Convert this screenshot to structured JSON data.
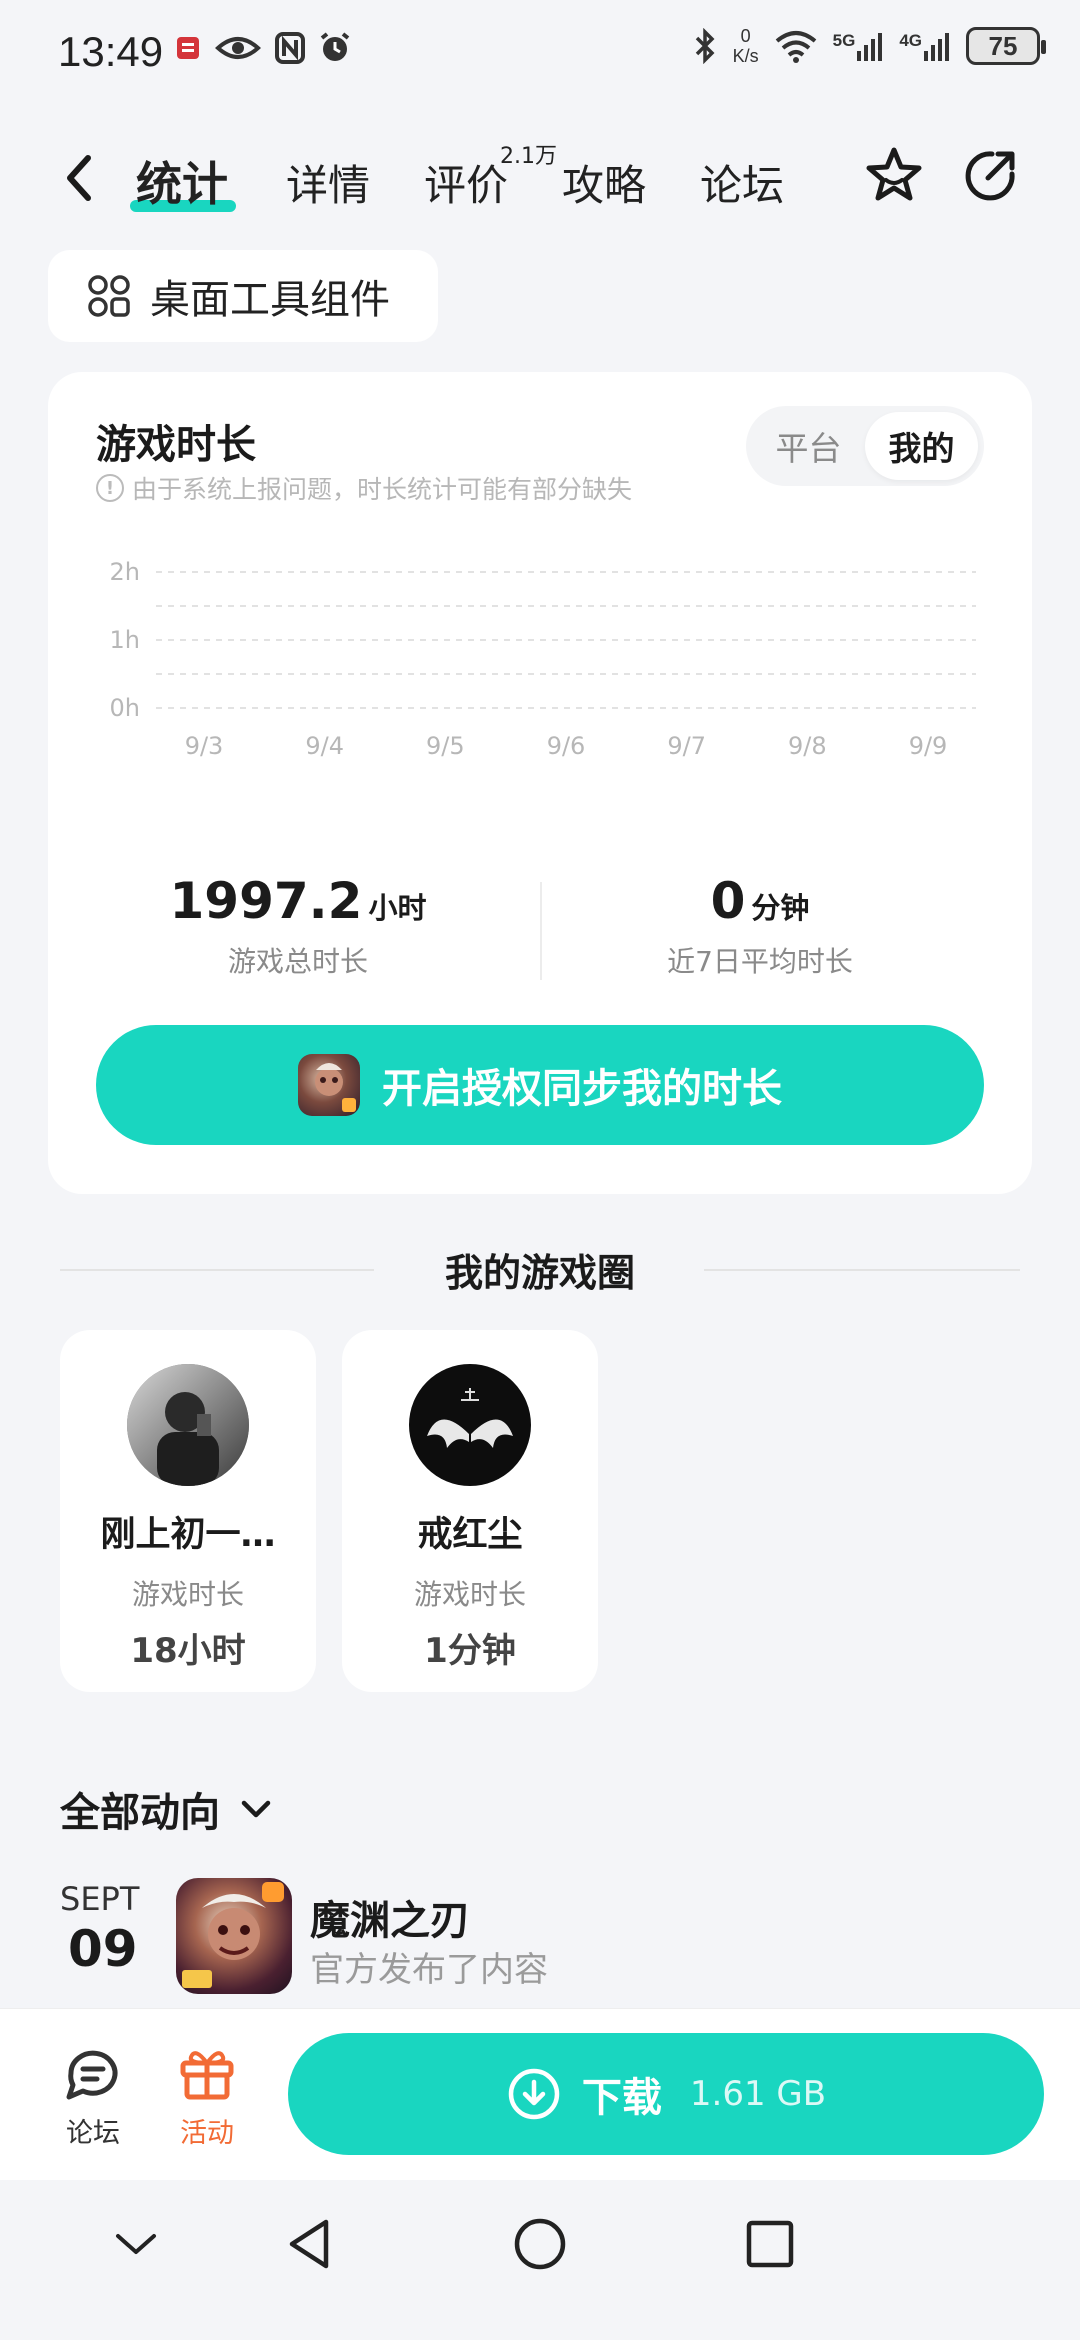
{
  "status_bar": {
    "time": "13:49",
    "net_speed_value": "0",
    "net_speed_unit": "K/s",
    "signal_5g": "5G",
    "signal_4g": "4G",
    "battery": "75"
  },
  "nav": {
    "tabs": [
      {
        "label": "统计",
        "active": true
      },
      {
        "label": "详情"
      },
      {
        "label": "评价",
        "badge": "2.1万"
      },
      {
        "label": "攻略"
      },
      {
        "label": "论坛"
      }
    ]
  },
  "widget_chip": {
    "label": "桌面工具组件"
  },
  "playtime_card": {
    "title": "游戏时长",
    "hint": "由于系统上报问题，时长统计可能有部分缺失",
    "segment": [
      "平台",
      "我的"
    ],
    "selected_segment": "我的",
    "stats": [
      {
        "value": "1997.2",
        "unit": "小时",
        "label": "游戏总时长"
      },
      {
        "value": "0",
        "unit": "分钟",
        "label": "近7日平均时长"
      }
    ],
    "cta_label": "开启授权同步我的时长"
  },
  "chart_data": {
    "type": "line",
    "x": [
      "9/3",
      "9/4",
      "9/5",
      "9/6",
      "9/7",
      "9/8",
      "9/9"
    ],
    "y_ticks": [
      "2h",
      "1h",
      "0h"
    ],
    "series": [
      {
        "values": [
          0,
          0,
          0,
          0,
          0,
          0,
          0
        ]
      }
    ],
    "ylim": [
      0,
      2
    ],
    "grid": true
  },
  "game_circle": {
    "title": "我的游戏圈",
    "friends": [
      {
        "name": "刚上初一…",
        "label": "游戏时长",
        "value": "18小时"
      },
      {
        "name": "戒红尘",
        "label": "游戏时长",
        "value": "1分钟"
      }
    ]
  },
  "activity": {
    "filter_label": "全部动向",
    "items": [
      {
        "month": "SEPT",
        "day": "09",
        "title": "魔渊之刃",
        "subtitle": "官方发布了内容"
      }
    ]
  },
  "bottom_bar": {
    "forum_label": "论坛",
    "event_label": "活动",
    "download_label": "下载",
    "download_size": "1.61 GB",
    "accent": "#19d6c0",
    "event_color": "#f26b35"
  }
}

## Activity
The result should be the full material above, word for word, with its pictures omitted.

## Answer section
Convert this screenshot to structured JSON data.
{
  "status_bar": {
    "time": "13:49",
    "net_speed_value": "0",
    "net_speed_unit": "K/s",
    "signal_5g": "5G",
    "signal_4g": "4G",
    "battery": "75"
  },
  "nav": {
    "tabs": [
      {
        "label": "统计",
        "active": true
      },
      {
        "label": "详情"
      },
      {
        "label": "评价",
        "badge": "2.1万"
      },
      {
        "label": "攻略"
      },
      {
        "label": "论坛"
      }
    ]
  },
  "widget_chip": {
    "label": "桌面工具组件"
  },
  "playtime_card": {
    "title": "游戏时长",
    "hint": "由于系统上报问题，时长统计可能有部分缺失",
    "segment": [
      "平台",
      "我的"
    ],
    "selected_segment": "我的",
    "stats": [
      {
        "value": "1997.2",
        "unit": "小时",
        "label": "游戏总时长"
      },
      {
        "value": "0",
        "unit": "分钟",
        "label": "近7日平均时长"
      }
    ],
    "cta_label": "开启授权同步我的时长"
  },
  "chart_data": {
    "type": "line",
    "x": [
      "9/3",
      "9/4",
      "9/5",
      "9/6",
      "9/7",
      "9/8",
      "9/9"
    ],
    "y_ticks": [
      "2h",
      "1h",
      "0h"
    ],
    "series": [
      {
        "values": [
          0,
          0,
          0,
          0,
          0,
          0,
          0
        ]
      }
    ],
    "ylim": [
      0,
      2
    ],
    "grid": true
  },
  "game_circle": {
    "title": "我的游戏圈",
    "friends": [
      {
        "name": "刚上初一…",
        "label": "游戏时长",
        "value": "18小时"
      },
      {
        "name": "戒红尘",
        "label": "游戏时长",
        "value": "1分钟"
      }
    ]
  },
  "activity": {
    "filter_label": "全部动向",
    "items": [
      {
        "month": "SEPT",
        "day": "09",
        "title": "魔渊之刃",
        "subtitle": "官方发布了内容"
      }
    ]
  },
  "bottom_bar": {
    "forum_label": "论坛",
    "event_label": "活动",
    "download_label": "下载",
    "download_size": "1.61 GB",
    "accent": "#19d6c0",
    "event_color": "#f26b35"
  }
}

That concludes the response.